I was looking through some pics on my phone the other day, reminiscing about the trip to New Orleans I took at this time last year, when I came across a photo of the Anne Rice section of the Garden District Book Shop. Anne Rice is a big deal in NOLA because she was born there and lived in various New Orleans locations throughout her life. I took a walking tour of the Garden District and we made a stop in front of the mansion she used to own. You can also take an Anne Rice-themed tour of the French Quarter, which I kind of regret not doing.
I haven’t read any of Rice’s work since I was a teenager, but I have a very distinct memory of reading the first four books from The Vampire Chronicles when I was 15. I read them during a summer I spent in Greece. I was there by myself, away from my friends and family, and I was terribly homesick. Her books kept me company and made me happy when nothing else did (*reminder: I was a teenager). I was surrounded by a language I only barely understood, food that was delicious but different from what I was used to, and music that I hated (I was very much in a grunge state of mind and Athens at that time was all about euro-dance). So I will always be thankful for Anne Rice and the incredible gothic world she created.
I recently bought a copy of The Witching Hour and I’m pretty excited to read it. I also want to reread the first four titles from The Vampire Chronicles, plus all the others that were published after 1995. Anyone with a bibliography this impressive can teach the rest of us a little something about what it takes to be a writer. And while I’d love to sit down with Anne Rice to talk in person, preferably over coffee and beignets at Cafe du Monde, that’s probably never going to happen. So instead I searched around online for some bits of advice from the queen of gothic literature and put them together here.
Write anywhere & everywhere.
“I write on the wall so I don’t forget, I write on the walls because I enjoy it, I write on the walls because the written word acts as a constant reminder and a constant trigger for the imagination, and for inspiration. I have an irresistible urge to write down ideas that I have late at night, for fear that they won’t be remembered in the morning, and I’ve often written long paragraphs down the doors. As a child I wrote on the walls. But really, it has to do with memory. It has to do with wanting to remember, not just the idea or the concept of the word, but the emotional feeling behind it. I’m leaving a code for myself. I’m writing in English, and there is no real code, but in a way it’s all a code, because it’s a shorthand for what I’m talking about. For example, if I have an idea for a novel I might write two words, but I know what they mean, and I know all the thoughts that lie behind those words. And the whole room, at this point, is covered. I’m going to have to find a way to write on the ceiling!”
Write something you’d like to read.
“I thought it would be fun to write a story in which a vampire told you what it was like. That grew into “Interview with a Vampire.” I was quite amazed that I could talk about everything that mattered to me in that novel. Many fantasy writers say that when they discovered fantasy, they could write about their reality, what their emotions are, the questions that interest them. It doesn’t mean we believe in the fantasy.”
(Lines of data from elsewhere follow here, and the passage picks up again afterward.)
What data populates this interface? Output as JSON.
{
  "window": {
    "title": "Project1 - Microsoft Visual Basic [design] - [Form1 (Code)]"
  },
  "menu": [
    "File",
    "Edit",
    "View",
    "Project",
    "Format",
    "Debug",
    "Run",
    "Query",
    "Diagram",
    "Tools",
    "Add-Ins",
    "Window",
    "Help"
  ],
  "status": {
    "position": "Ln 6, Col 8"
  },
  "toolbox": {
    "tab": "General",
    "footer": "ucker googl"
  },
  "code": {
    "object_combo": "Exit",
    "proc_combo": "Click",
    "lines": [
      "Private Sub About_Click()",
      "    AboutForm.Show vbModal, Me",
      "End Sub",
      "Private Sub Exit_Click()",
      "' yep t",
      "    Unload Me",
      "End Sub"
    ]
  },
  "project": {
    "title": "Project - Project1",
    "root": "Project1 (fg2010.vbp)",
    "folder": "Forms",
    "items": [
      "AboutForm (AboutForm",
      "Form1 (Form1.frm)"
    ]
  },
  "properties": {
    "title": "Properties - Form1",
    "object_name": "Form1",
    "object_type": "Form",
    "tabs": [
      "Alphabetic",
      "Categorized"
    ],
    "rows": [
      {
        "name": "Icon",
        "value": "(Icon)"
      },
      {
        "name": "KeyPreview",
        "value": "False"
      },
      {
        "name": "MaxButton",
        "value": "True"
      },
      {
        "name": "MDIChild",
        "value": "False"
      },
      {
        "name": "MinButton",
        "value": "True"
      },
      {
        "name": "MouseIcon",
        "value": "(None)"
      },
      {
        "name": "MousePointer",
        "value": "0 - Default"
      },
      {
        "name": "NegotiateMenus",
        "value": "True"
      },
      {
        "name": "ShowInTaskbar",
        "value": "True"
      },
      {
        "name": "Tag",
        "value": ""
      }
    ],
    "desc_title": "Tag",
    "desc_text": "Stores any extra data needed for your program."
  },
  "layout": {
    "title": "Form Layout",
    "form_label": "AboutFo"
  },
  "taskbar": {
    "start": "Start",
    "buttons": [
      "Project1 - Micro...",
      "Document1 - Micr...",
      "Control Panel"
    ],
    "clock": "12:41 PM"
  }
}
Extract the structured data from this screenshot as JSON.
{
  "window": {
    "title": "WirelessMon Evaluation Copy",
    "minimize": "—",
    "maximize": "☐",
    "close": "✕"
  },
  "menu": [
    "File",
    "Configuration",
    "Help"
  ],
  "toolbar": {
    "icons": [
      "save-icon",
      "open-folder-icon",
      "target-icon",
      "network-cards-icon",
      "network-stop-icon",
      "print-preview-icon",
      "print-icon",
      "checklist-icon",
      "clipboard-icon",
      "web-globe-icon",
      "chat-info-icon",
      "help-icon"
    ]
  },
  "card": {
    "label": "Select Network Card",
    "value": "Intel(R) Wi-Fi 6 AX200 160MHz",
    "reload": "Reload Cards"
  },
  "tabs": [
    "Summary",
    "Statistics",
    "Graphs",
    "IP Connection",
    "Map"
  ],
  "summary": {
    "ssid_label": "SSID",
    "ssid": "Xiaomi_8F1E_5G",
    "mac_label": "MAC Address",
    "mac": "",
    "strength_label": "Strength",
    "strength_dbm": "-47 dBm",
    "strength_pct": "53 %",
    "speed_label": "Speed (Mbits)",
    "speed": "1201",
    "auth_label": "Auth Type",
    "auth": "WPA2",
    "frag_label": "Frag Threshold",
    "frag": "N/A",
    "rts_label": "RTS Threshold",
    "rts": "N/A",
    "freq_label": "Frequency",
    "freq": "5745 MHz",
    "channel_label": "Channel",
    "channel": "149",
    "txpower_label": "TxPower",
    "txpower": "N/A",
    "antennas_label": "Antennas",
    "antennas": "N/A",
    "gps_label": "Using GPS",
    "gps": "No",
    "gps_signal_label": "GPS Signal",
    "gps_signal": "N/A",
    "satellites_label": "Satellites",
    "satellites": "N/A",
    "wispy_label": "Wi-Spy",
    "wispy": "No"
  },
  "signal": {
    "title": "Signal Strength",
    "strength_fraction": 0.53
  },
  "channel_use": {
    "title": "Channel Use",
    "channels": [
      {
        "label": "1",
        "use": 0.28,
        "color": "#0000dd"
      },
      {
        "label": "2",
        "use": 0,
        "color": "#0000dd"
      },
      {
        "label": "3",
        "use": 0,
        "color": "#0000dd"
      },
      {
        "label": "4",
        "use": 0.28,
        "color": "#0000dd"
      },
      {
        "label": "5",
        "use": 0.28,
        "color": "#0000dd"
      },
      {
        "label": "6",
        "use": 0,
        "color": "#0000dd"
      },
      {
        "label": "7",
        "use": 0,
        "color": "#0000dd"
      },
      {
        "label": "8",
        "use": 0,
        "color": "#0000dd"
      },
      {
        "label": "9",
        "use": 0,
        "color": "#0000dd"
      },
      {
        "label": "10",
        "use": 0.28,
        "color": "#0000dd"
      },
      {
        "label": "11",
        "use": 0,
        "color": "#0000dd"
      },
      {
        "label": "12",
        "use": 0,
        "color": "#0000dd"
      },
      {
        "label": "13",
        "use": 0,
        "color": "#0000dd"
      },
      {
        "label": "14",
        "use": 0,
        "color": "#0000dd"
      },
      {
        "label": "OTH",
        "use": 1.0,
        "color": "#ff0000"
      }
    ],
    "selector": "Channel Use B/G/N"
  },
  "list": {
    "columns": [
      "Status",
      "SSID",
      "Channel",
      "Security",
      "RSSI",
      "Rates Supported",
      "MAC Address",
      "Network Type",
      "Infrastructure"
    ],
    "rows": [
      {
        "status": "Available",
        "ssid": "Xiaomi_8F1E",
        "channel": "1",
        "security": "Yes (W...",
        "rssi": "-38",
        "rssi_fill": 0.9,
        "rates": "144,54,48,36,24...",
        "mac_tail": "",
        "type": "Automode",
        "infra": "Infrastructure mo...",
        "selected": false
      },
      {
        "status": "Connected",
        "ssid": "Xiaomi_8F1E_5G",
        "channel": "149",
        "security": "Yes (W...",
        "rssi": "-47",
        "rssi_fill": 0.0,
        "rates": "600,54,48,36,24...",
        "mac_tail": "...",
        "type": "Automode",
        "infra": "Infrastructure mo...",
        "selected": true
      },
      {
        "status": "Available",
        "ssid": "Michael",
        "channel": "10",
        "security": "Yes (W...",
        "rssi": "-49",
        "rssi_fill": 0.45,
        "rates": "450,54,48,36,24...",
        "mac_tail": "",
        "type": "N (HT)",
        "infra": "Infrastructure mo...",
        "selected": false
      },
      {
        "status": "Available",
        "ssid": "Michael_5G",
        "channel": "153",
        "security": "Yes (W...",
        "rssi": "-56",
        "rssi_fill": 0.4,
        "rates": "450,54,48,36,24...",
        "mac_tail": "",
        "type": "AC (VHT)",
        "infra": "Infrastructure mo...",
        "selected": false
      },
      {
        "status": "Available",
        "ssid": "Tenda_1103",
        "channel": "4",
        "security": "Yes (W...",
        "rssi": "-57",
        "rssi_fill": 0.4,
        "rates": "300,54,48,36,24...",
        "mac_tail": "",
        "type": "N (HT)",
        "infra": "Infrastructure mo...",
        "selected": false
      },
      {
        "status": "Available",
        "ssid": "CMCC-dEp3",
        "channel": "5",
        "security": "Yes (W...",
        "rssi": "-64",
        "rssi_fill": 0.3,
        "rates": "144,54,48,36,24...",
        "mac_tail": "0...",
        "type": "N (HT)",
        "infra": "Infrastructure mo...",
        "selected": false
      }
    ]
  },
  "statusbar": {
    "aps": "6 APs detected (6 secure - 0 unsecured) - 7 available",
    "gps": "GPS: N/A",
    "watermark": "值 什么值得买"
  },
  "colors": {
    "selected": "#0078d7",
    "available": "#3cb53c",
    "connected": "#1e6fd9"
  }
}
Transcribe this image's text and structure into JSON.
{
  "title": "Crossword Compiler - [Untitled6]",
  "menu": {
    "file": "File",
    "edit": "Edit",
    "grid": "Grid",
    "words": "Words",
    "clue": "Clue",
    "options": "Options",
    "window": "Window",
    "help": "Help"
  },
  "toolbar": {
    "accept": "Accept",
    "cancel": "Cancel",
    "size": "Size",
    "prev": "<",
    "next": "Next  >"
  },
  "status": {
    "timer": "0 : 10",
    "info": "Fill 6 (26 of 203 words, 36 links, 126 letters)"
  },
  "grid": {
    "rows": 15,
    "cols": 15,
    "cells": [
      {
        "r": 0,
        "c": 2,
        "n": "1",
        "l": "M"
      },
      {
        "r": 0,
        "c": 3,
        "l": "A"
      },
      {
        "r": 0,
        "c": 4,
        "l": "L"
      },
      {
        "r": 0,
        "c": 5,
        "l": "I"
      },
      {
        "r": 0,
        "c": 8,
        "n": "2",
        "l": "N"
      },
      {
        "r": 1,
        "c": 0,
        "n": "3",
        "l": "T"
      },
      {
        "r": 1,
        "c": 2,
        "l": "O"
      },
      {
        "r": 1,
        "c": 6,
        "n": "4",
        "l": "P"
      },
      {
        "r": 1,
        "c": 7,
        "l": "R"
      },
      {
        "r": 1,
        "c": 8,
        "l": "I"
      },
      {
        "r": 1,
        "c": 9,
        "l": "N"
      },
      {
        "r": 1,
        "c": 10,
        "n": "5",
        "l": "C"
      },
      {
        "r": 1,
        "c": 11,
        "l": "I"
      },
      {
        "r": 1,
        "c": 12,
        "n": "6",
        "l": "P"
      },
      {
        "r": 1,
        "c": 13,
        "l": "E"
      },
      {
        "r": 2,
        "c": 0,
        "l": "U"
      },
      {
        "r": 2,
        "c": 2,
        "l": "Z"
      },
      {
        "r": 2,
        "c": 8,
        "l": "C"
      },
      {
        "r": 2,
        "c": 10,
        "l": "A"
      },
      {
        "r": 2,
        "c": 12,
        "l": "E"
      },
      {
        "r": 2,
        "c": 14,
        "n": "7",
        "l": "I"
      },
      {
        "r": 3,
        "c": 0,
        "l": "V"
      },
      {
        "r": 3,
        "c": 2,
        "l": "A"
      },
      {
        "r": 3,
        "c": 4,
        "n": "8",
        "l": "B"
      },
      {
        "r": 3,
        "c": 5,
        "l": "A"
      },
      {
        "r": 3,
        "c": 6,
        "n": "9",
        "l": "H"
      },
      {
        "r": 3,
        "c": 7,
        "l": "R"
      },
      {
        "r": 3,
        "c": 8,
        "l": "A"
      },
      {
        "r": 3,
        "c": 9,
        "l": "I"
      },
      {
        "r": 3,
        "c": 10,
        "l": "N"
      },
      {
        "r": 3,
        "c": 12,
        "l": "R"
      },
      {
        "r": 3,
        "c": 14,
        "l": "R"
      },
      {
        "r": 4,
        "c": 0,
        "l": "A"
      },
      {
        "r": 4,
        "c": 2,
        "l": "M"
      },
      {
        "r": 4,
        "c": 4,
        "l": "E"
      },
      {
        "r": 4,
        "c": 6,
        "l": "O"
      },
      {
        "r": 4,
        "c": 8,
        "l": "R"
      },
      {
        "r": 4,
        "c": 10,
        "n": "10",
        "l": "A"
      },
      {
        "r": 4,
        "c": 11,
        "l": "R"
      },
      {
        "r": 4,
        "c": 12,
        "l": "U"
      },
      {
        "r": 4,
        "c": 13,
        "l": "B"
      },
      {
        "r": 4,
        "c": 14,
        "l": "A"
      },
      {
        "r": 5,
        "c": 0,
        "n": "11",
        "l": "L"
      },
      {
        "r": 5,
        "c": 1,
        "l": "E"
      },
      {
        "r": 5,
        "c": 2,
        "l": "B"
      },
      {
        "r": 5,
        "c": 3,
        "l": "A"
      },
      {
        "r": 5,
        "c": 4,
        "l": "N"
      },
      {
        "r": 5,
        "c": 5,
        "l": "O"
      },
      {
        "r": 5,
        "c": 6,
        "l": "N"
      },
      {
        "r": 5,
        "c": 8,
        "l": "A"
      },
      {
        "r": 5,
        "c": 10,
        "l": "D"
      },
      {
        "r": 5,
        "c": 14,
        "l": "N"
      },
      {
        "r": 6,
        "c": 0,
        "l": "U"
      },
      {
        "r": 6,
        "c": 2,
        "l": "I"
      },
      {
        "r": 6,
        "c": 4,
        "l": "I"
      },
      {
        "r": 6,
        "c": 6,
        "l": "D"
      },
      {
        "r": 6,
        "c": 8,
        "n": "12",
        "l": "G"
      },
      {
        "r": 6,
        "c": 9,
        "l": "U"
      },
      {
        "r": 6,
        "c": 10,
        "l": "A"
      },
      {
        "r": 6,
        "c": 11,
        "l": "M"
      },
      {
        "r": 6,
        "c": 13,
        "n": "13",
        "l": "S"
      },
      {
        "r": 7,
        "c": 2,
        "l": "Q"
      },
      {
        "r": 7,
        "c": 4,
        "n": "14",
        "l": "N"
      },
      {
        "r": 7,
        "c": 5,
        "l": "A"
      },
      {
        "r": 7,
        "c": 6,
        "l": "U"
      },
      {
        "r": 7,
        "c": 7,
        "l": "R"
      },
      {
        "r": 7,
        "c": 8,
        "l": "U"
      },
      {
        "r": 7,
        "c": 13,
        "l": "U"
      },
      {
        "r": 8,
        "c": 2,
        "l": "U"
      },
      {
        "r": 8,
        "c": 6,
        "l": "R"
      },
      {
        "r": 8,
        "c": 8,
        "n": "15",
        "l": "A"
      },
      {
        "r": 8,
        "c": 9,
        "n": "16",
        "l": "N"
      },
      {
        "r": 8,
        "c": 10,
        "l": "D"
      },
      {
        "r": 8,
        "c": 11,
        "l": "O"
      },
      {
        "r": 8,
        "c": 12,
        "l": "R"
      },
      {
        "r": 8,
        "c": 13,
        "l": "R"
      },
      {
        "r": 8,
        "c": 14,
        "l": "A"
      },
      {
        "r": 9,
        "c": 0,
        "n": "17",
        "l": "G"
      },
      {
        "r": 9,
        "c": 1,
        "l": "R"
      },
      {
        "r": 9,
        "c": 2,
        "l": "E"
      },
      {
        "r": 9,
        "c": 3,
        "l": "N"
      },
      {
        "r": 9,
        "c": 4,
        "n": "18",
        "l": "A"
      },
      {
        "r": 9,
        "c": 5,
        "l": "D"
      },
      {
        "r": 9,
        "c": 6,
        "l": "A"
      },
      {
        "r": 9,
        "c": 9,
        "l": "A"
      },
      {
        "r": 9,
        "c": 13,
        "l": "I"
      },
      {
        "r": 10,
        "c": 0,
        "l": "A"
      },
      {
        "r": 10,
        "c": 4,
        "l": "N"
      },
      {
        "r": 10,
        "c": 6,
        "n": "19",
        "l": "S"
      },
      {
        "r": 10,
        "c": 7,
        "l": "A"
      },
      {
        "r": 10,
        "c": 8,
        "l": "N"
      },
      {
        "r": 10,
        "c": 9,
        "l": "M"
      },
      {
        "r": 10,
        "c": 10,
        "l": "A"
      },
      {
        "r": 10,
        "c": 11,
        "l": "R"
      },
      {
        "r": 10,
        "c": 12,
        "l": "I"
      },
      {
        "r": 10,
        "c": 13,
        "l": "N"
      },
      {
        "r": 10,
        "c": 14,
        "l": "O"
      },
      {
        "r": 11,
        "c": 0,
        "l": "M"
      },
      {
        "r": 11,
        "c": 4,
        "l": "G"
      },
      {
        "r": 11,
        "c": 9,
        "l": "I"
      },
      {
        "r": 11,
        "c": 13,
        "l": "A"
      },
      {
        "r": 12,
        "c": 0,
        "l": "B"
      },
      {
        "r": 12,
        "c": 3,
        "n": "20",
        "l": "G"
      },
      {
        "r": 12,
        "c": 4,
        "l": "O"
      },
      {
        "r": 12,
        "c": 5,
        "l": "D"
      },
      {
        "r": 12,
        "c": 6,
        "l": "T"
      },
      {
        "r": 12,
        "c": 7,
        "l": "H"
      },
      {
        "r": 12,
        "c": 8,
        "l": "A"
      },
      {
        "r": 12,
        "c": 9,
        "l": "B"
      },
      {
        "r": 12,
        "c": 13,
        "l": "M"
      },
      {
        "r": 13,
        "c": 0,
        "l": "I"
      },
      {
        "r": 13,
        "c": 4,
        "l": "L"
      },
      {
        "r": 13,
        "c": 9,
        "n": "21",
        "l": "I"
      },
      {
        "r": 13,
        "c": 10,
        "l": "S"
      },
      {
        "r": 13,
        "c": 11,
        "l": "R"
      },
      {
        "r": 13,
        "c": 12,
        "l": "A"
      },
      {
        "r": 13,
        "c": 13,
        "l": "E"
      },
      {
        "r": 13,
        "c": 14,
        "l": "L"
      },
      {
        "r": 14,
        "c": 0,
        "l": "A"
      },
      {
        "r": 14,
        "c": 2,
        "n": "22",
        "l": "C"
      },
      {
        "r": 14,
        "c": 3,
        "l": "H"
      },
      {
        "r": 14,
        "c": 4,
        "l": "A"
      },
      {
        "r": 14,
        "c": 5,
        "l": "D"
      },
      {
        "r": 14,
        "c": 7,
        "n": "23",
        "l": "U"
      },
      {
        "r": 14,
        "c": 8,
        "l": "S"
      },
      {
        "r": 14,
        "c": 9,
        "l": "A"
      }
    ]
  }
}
Write about something you can’t get over.
“Writers write about what obsesses them. You draw those cards. I lost my mother when I was 14. My daughter died at the age of 6. I lost my faith as a Catholic. When I’m writing, the darkness is always there. I go where the pain is.”
“On writing, my advice is the same to all. If you want to be a writer, write. Write and write and write. If you stop, start again. Save everything that you write. If you feel blocked, write through it until you feel your creative juices flowing again. Write. Writing is what makes a writer, nothing more and nothing less.”